It’s been getting a wee bit crazy, and will be for at least the next two weeks (apologies in advance if my posts get sparse). Today I began the morning talking to our local elementary school teachers at their staff development day as a consequence of offering to assist in their technology efforts and a welcome reception by the principal. A really committed principal and great staff working in the context of a woeful funding situation and inadequate tech support…
My role was to provide some big picture guidance which then would spark their working sessions around technology. We started with the latest incarnation of the Shift Happens 2 video to set the stage.
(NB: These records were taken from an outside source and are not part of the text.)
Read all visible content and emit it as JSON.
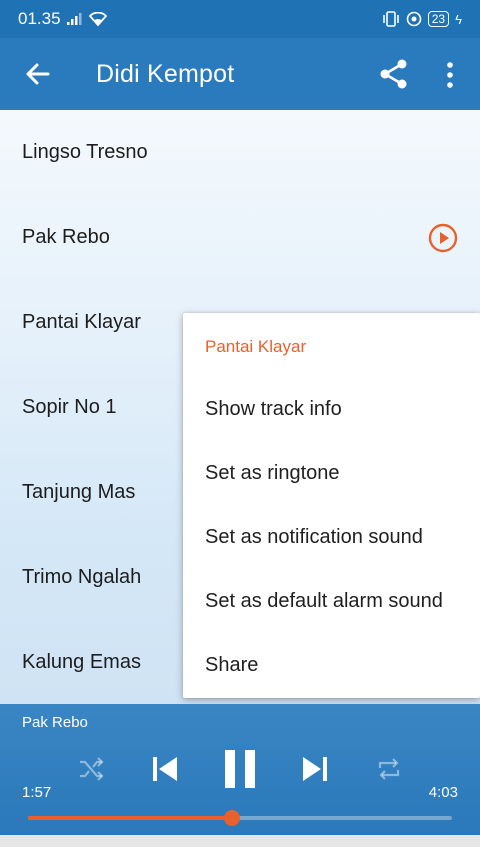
{
  "status_bar": {
    "time": "01.35",
    "battery": "23"
  },
  "app_bar": {
    "title": "Didi Kempot",
    "icons": [
      "back-arrow-icon",
      "share-icon",
      "more-vert-icon"
    ]
  },
  "tracks": [
    {
      "title": "Lingso Tresno"
    },
    {
      "title": "Pak Rebo",
      "playing": true
    },
    {
      "title": "Pantai Klayar"
    },
    {
      "title": "Sopir No 1"
    },
    {
      "title": "Tanjung Mas"
    },
    {
      "title": "Trimo Ngalah"
    },
    {
      "title": "Kalung Emas"
    }
  ],
  "context_menu": {
    "title": "Pantai Klayar",
    "items": [
      "Show track info",
      "Set as ringtone",
      "Set as notification sound",
      "Set as default alarm sound",
      "Share"
    ]
  },
  "player": {
    "now_playing": "Pak Rebo",
    "elapsed": "1:57",
    "duration": "4:03",
    "progress_fraction": 0.48,
    "icons": [
      "shuffle-icon",
      "previous-icon",
      "pause-icon",
      "next-icon",
      "repeat-icon"
    ]
  },
  "colors": {
    "primary": "#2a7bbd",
    "accent": "#e8612c"
  }
}
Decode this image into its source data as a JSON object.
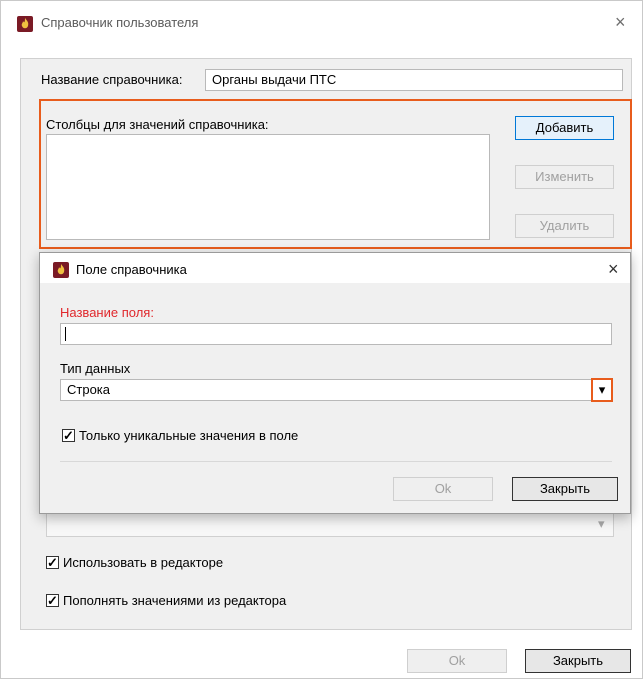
{
  "window": {
    "title": "Справочник пользователя",
    "close_glyph": "×",
    "icon": "app-flame-icon"
  },
  "main": {
    "name_label": "Название справочника:",
    "name_value": "Органы выдачи ПТС",
    "columns_label": "Столбцы для значений справочника:",
    "add_button": "Добавить",
    "edit_button": "Изменить",
    "delete_button": "Удалить",
    "use_in_editor": "Использовать в редакторе",
    "fill_from_editor": "Пополнять значениями из редактора",
    "dropdown_arrow": "▾"
  },
  "footer": {
    "ok_button": "Ok",
    "close_button": "Закрыть"
  },
  "dialog": {
    "title": "Поле справочника",
    "close_glyph": "×",
    "field_name_label": "Название поля:",
    "field_name_value": "",
    "data_type_label": "Тип данных",
    "data_type_value": "Строка",
    "dropdown_arrow": "▾",
    "unique_label": "Только уникальные значения в поле",
    "ok_button": "Ok",
    "close_button": "Закрыть"
  },
  "colors": {
    "highlight": "#e85c1c",
    "error_label": "#e0282c",
    "primary_border": "#0078d7"
  }
}
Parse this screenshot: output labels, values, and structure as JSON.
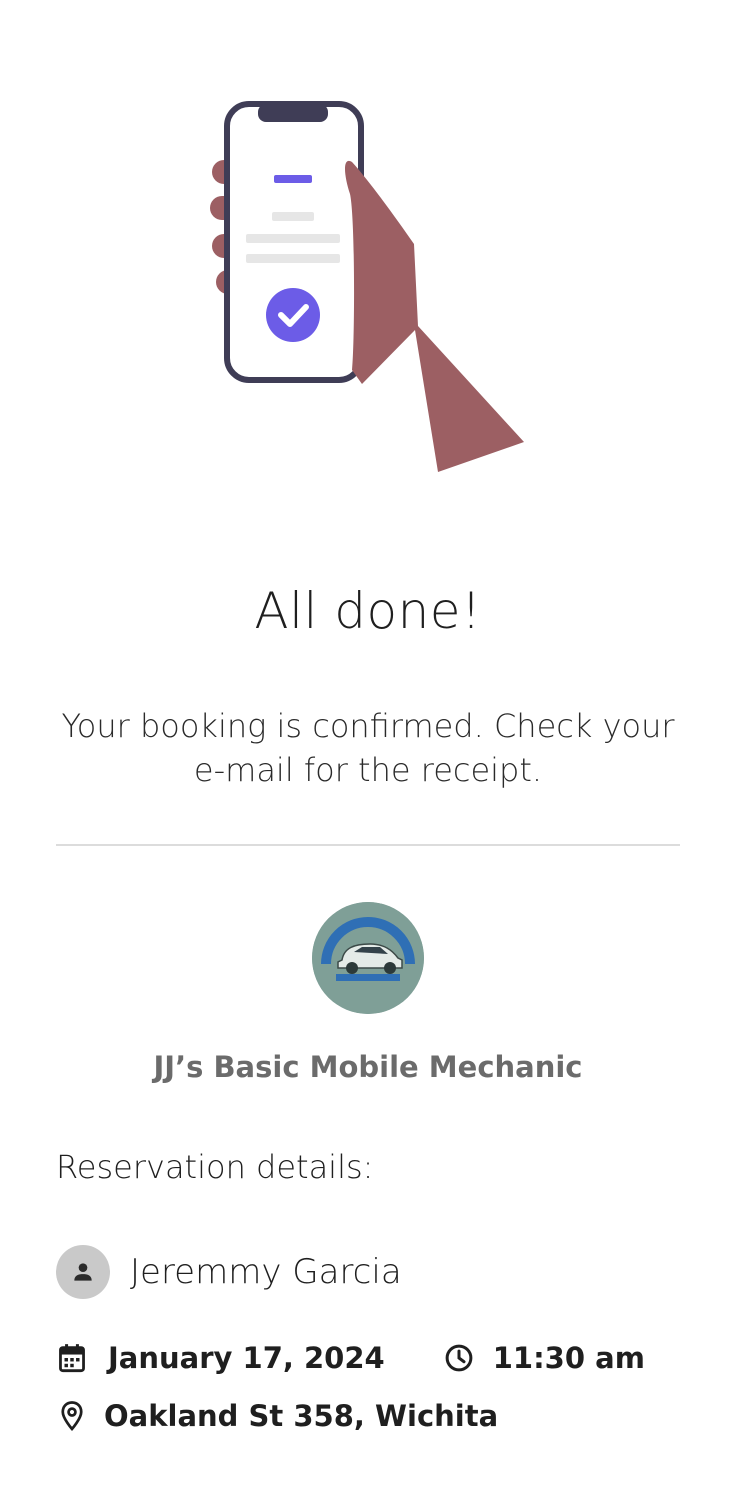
{
  "confirmation": {
    "title": "All done!",
    "message": "Your booking is confirmed. Check your e-mail for the receipt."
  },
  "business": {
    "name": "JJ’s Basic Mobile Mechanic",
    "logo_text": "JJ's BASIC MOBILE MECHANIC"
  },
  "reservation": {
    "section_title": "Reservation details:",
    "customer_name": "Jeremmy Garcia",
    "date": "January 17, 2024",
    "time": "11:30 am",
    "location": "Oakland St 358, Wichita"
  },
  "icons": {
    "illustration": "hand-holding-phone-checkmark",
    "avatar": "person-icon",
    "date": "calendar-icon",
    "time": "clock-icon",
    "location": "location-pin-icon"
  },
  "colors": {
    "accent": "#6c5ce7",
    "skin": "#9c5f63",
    "phone_frame": "#3f3d56",
    "logo_bg": "#7f9f97",
    "business_name": "#6b6b6b",
    "divider": "#dcdcdc"
  }
}
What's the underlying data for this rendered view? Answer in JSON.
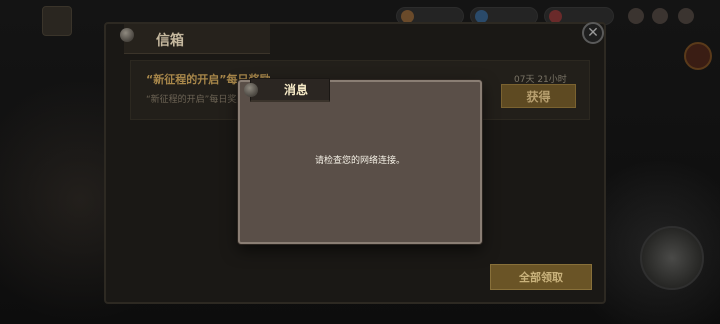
{
  "mailbox": {
    "title": "信箱",
    "close_symbol": "✕",
    "mail_item": {
      "title": "“新征程的开启”每日奖励",
      "subtitle": "“新征程的开启”每日奖励",
      "time_left": "07天 21小时",
      "claim_label": "获得"
    },
    "claim_all_label": "全部领取"
  },
  "dialog": {
    "title": "消息",
    "message": "请检查您的网络连接。"
  },
  "icons": {
    "pin": "pin-icon",
    "close": "close-icon"
  },
  "colors": {
    "dialog_bg": "#5a4f48",
    "claim_button": "#5e4a22",
    "claim_all_button": "#6a5426",
    "dialog_title": "#f5e9c6"
  }
}
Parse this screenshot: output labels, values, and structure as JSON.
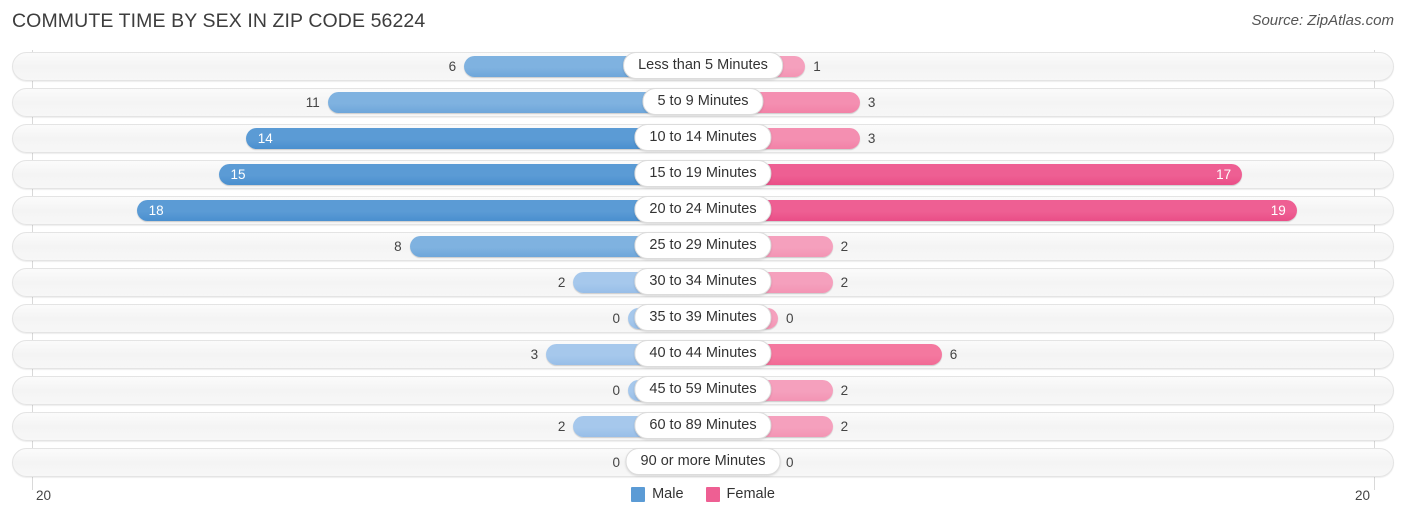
{
  "header": {
    "title": "COMMUTE TIME BY SEX IN ZIP CODE 56224",
    "source": "Source: ZipAtlas.com"
  },
  "legend": {
    "male_label": "Male",
    "female_label": "Female",
    "male_color": "#5b9bd5",
    "female_color": "#ee5f93"
  },
  "axis": {
    "left_tick": "20",
    "right_tick": "20"
  },
  "chart_data": {
    "type": "bar",
    "title": "COMMUTE TIME BY SEX IN ZIP CODE 56224",
    "subtitle": "Source: ZipAtlas.com",
    "orientation": "horizontal-diverging",
    "xlabel": "",
    "ylabel": "",
    "xlim": [
      20,
      20
    ],
    "axis_ticks": [
      "20",
      "20"
    ],
    "grid": true,
    "legend_position": "bottom-center",
    "categories": [
      "Less than 5 Minutes",
      "5 to 9 Minutes",
      "10 to 14 Minutes",
      "15 to 19 Minutes",
      "20 to 24 Minutes",
      "25 to 29 Minutes",
      "30 to 34 Minutes",
      "35 to 39 Minutes",
      "40 to 44 Minutes",
      "45 to 59 Minutes",
      "60 to 89 Minutes",
      "90 or more Minutes"
    ],
    "series": [
      {
        "name": "Male",
        "color": "#5b9bd5",
        "values": [
          6,
          11,
          14,
          15,
          18,
          8,
          2,
          0,
          3,
          0,
          2,
          0
        ]
      },
      {
        "name": "Female",
        "color": "#ee5f93",
        "values": [
          1,
          3,
          3,
          17,
          19,
          2,
          2,
          0,
          6,
          2,
          2,
          0
        ]
      }
    ]
  }
}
I then presented a bit of my strange and twisted background before going through some thoughts on curriculum, pedagogy, and technology (nothing new to regular readers of this blog).
Interestingly, I talked afterwards to one of their many bright lights (the designated technology coach), and when I said (as before) that they shouldn’t be teaching the apps, but talking about goals (represent your hypothesis) and giving the kids reference cards, she had an interesting response. She said she’d tried that, and some kids were left helpless. 4th graders!
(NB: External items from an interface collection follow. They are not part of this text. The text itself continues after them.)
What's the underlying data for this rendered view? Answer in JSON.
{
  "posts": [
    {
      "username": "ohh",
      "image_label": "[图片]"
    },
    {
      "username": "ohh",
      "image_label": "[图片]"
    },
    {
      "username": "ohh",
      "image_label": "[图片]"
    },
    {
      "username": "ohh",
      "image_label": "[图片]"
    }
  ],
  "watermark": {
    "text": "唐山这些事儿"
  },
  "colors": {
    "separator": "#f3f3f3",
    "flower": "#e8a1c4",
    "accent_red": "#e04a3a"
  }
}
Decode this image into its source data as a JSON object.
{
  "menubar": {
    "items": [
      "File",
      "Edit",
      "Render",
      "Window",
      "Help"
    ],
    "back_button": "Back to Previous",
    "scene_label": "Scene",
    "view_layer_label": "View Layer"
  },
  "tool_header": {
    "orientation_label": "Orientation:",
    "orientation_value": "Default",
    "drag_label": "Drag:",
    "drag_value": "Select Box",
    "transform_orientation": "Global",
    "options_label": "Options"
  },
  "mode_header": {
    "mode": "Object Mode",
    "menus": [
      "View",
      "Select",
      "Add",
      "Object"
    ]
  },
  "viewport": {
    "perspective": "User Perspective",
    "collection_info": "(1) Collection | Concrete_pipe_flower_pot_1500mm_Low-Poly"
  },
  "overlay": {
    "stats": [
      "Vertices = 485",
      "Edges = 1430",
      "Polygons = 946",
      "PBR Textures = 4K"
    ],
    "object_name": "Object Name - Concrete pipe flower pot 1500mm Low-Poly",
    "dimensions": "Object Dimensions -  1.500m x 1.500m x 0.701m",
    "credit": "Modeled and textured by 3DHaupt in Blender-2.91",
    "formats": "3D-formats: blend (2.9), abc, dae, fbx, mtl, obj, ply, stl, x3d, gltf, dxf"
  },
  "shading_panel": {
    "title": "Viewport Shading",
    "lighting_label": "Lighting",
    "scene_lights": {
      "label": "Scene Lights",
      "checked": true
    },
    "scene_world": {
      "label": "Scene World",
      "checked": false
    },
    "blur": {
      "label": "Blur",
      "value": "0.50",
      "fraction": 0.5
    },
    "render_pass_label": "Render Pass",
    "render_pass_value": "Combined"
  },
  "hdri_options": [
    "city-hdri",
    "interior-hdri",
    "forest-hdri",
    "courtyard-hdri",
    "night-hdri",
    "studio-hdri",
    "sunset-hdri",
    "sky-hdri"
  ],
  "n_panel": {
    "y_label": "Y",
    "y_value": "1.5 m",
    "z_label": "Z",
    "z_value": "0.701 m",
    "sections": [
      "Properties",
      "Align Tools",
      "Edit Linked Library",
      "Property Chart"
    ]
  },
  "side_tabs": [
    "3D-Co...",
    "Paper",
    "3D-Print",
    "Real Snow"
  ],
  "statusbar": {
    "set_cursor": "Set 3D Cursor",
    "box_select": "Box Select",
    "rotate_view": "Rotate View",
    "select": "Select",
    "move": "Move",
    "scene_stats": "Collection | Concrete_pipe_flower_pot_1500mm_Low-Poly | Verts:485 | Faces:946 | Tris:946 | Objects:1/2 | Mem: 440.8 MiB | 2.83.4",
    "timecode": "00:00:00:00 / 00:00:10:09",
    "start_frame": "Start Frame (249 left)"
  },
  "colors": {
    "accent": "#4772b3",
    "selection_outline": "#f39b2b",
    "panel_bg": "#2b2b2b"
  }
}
This, I admit, boggled my mind. I know I’m an idealist and optimist (much of the time :), but this is a pretty good school. I don’t know if their parents aren’t using tech (which is the situation in some of our families), or that they’re not seeing tech sufficiently in earlier grades (which also happens to some extent). I suggested that the approach allows the teacher to work with those who are having trouble with the steps, and that even other students who did get it could help, but it felt a bit weak.
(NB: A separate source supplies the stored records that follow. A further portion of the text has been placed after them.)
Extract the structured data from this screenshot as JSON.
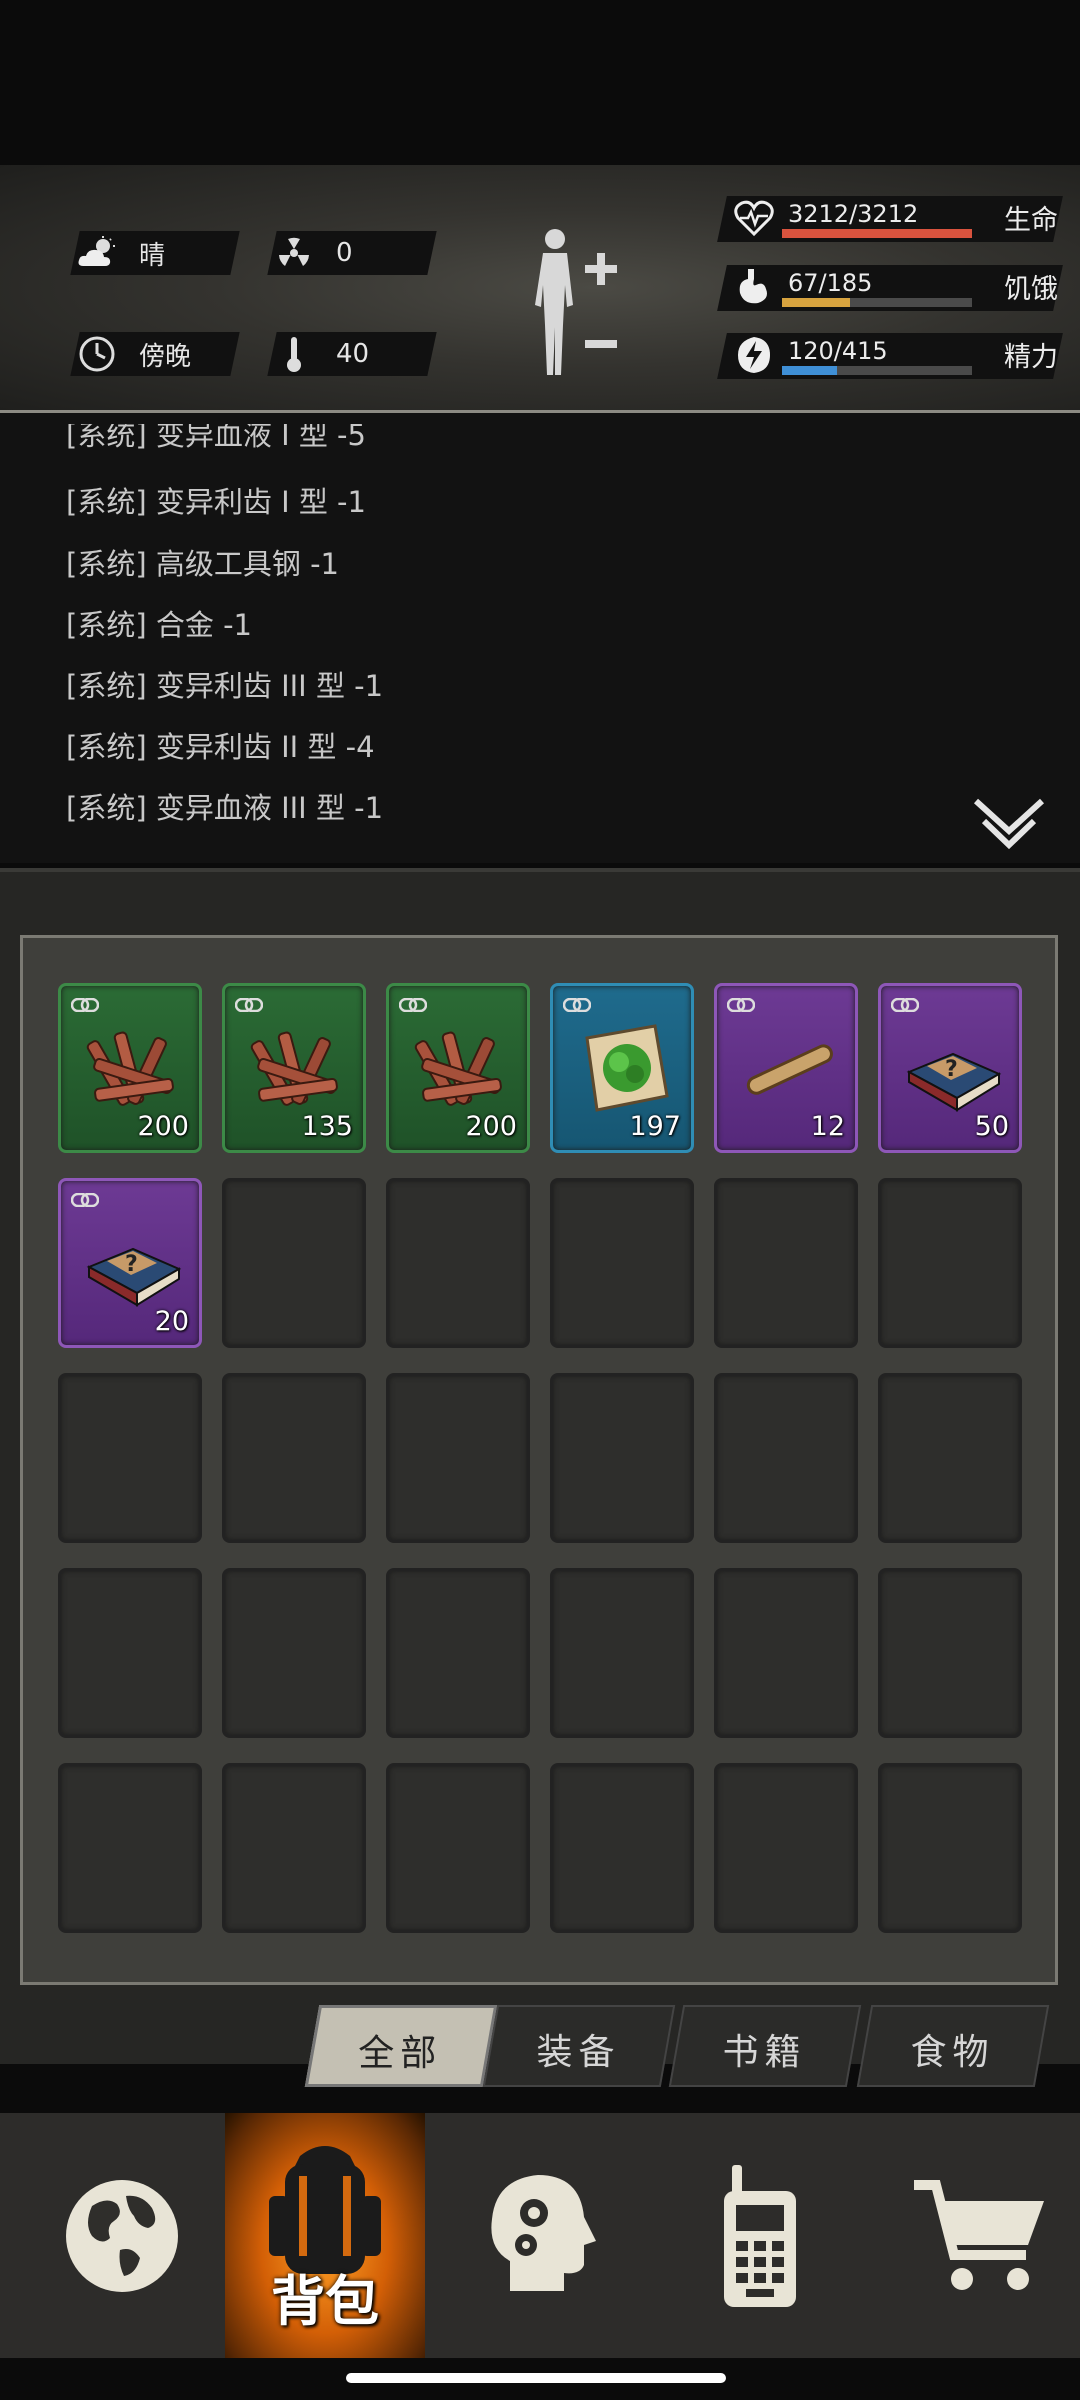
{
  "status": {
    "weather": "晴",
    "radiation": "0",
    "time_of_day": "傍晚",
    "temperature": "40"
  },
  "stats": [
    {
      "name": "生命",
      "value": "3212/3212",
      "fraction": 1.0,
      "color": "#d9533e",
      "icon": "heart-icon"
    },
    {
      "name": "饥饿",
      "value": "67/185",
      "fraction": 0.36,
      "color": "#d7a33f",
      "icon": "stomach-icon"
    },
    {
      "name": "精力",
      "value": "120/415",
      "fraction": 0.29,
      "color": "#3f8fd6",
      "icon": "energy-icon"
    }
  ],
  "log": [
    "[系统] 变异血液 I 型 -5",
    "[系统] 变异利齿 I 型 -1",
    "[系统] 高级工具钢 -1",
    "[系统] 合金 -1",
    "[系统] 变异利齿 III 型 -1",
    "[系统] 变异利齿 II 型 -4",
    "[系统] 变异血液 III 型 -1"
  ],
  "inventory": [
    {
      "rarity": "green",
      "icon": "wood-sticks-icon",
      "qty": "200"
    },
    {
      "rarity": "green",
      "icon": "wood-sticks-icon",
      "qty": "135"
    },
    {
      "rarity": "green",
      "icon": "wood-sticks-icon",
      "qty": "200"
    },
    {
      "rarity": "blue",
      "icon": "herb-cloth-icon",
      "qty": "197"
    },
    {
      "rarity": "purple",
      "icon": "wooden-club-icon",
      "qty": "12"
    },
    {
      "rarity": "purple",
      "icon": "mystery-book-icon",
      "qty": "50"
    },
    {
      "rarity": "purple",
      "icon": "mystery-book-icon",
      "qty": "20"
    }
  ],
  "tabs": [
    "全部",
    "装备",
    "书籍",
    "食物"
  ],
  "active_tab": 0,
  "nav": {
    "items": [
      "globe-icon",
      "backpack-icon",
      "head-gears-icon",
      "radio-icon",
      "cart-icon"
    ],
    "active_label": "背包"
  }
}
In retrospect, I think it argues even more strongly that the approach I suggest should be used, but much earlier! Perhaps the teaching can and should be how to use references to learn to things with technology tools, not just how to save a file, but instead, when your goal is to do x (e.g. save a file), how to look up x in the reference card and follow the steps.
Which mimics my overall response which is that in this age of increasing knowledge and knowledge change, we need to be modeling, and equipping our learners to, use resources to solve problems, not to learn specifics that will soon be out of date.
I confess I’m not steeped enough in this particular literature, so I’ll have to do some searching, but as I told them, I don’t have answers but I’m happy to work with them to figure the answers out. Which pretty much overextends out my philanthropy bandwidth, but some things are just too important! Fingers crossed.